…[M]uch of the U.S. journalistic community has shunned Assange — even as reporters write scores, if not hundreds, of stories based on WikiLeaks’ trove of leaked State Department cables.
Some call him a traitor, responsible for what’s arguably one of the biggest U.S. national security breaches ever. Others say a man who calls for government transparency has been too opaque about how he obtained the documents.
The freedom of the press committee of the Overseas Press Club of America in New York City declared him “not one of us.” The Associated Press, which once filed legal briefs on Assange’s behalf, refuses to comment about him. And the National Press Club in Washington, the venue less than a year ago for an Assange news conference, has decided not to speak out about the possibility that he’ll be charged with a crime.
Obama and his acolytes were given a pass by the press early on; in return, journalists nearest the White House were given a press-release Presidency to cover. When it became the standard narrative of Federal officials that Assange, Manning and other leakers who have dared point out Obama’s failures were not examples of how the 1st Amendment was intended to be exercised with regard to press freedom, mass media rolled over.

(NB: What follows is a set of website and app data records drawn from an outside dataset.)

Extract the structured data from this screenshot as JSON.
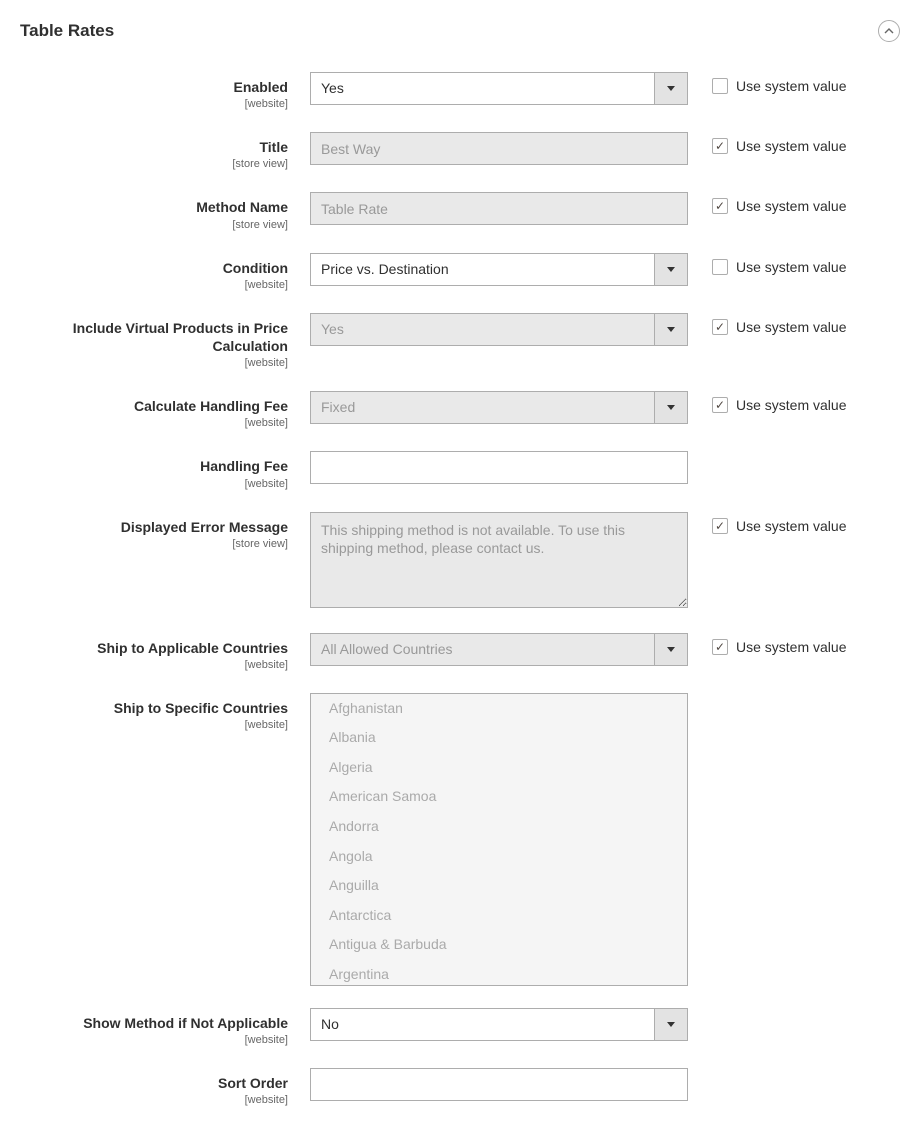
{
  "section": {
    "title": "Table Rates"
  },
  "sys_label": "Use system value",
  "scopes": {
    "website": "[website]",
    "store": "[store view]"
  },
  "fields": {
    "enabled": {
      "label": "Enabled",
      "scope": "website",
      "value": "Yes",
      "sys": false
    },
    "title": {
      "label": "Title",
      "scope": "store",
      "value": "Best Way",
      "sys": true
    },
    "method": {
      "label": "Method Name",
      "scope": "store",
      "value": "Table Rate",
      "sys": true
    },
    "condition": {
      "label": "Condition",
      "scope": "website",
      "value": "Price vs. Destination",
      "sys": false
    },
    "virtual": {
      "label": "Include Virtual Products in Price Calculation",
      "scope": "website",
      "value": "Yes",
      "sys": true
    },
    "calcfee": {
      "label": "Calculate Handling Fee",
      "scope": "website",
      "value": "Fixed",
      "sys": true
    },
    "handfee": {
      "label": "Handling Fee",
      "scope": "website",
      "value": ""
    },
    "errmsg": {
      "label": "Displayed Error Message",
      "scope": "store",
      "value": "This shipping method is not available. To use this shipping method, please contact us.",
      "sys": true
    },
    "shipapp": {
      "label": "Ship to Applicable Countries",
      "scope": "website",
      "value": "All Allowed Countries",
      "sys": true
    },
    "shipspec": {
      "label": "Ship to Specific Countries",
      "scope": "website"
    },
    "showna": {
      "label": "Show Method if Not Applicable",
      "scope": "website",
      "value": "No"
    },
    "sortorder": {
      "label": "Sort Order",
      "scope": "website",
      "value": ""
    }
  },
  "countries": [
    "Afghanistan",
    "Albania",
    "Algeria",
    "American Samoa",
    "Andorra",
    "Angola",
    "Anguilla",
    "Antarctica",
    "Antigua & Barbuda",
    "Argentina"
  ]
}
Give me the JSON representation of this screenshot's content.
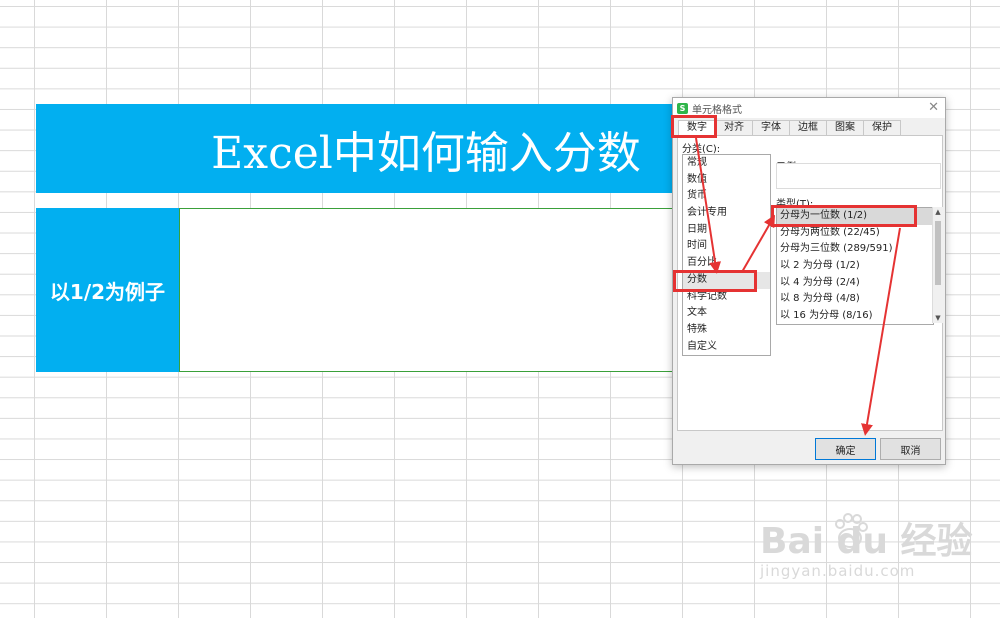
{
  "sheet": {
    "banner_title": "Excel中如何输入分数",
    "label_cell": "以1/2为例子"
  },
  "dialog": {
    "title": "单元格格式",
    "app_icon": "S",
    "tabs": [
      "数字",
      "对齐",
      "字体",
      "边框",
      "图案",
      "保护"
    ],
    "active_tab": "数字",
    "category_label": "分类(C):",
    "categories": [
      "常规",
      "数值",
      "货币",
      "会计专用",
      "日期",
      "时间",
      "百分比",
      "分数",
      "科学记数",
      "文本",
      "特殊",
      "自定义"
    ],
    "selected_category": "分数",
    "sample_label": "示例",
    "type_label": "类型(T):",
    "types": [
      "分母为一位数 (1/2)",
      "分母为两位数 (22/45)",
      "分母为三位数 (289/591)",
      "以 2 为分母 (1/2)",
      "以 4 为分母 (2/4)",
      "以 8 为分母 (4/8)",
      "以 16 为分母 (8/16)"
    ],
    "selected_type": "分母为一位数 (1/2)",
    "ok_label": "确定",
    "cancel_label": "取消"
  },
  "watermark": {
    "main": "Bai du 经验",
    "sub": "jingyan.baidu.com"
  },
  "colors": {
    "banner": "#02aff0",
    "highlight": "#e53333",
    "cell_border": "#3aa03a"
  }
}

It was essentially mainstream media indifference to the government’s abuse of individuals who were doing the job of investigative reporters, without the benefit of the title, that gave the Obama-led government the ability to make investigative journalism a crime. Once-indifferent journalists are beginning to wake up with the AP revelations and reports that journalists throughout the Nation have been singled out by the DOJ. And as they realize that their colleagues are being afforded the same treatment as people like Manning — whom they made to look so very sinister — simply for doing their jobs, there is little hope left that mainstream media hasn’t allowed Obama to forever change how America’s press functions.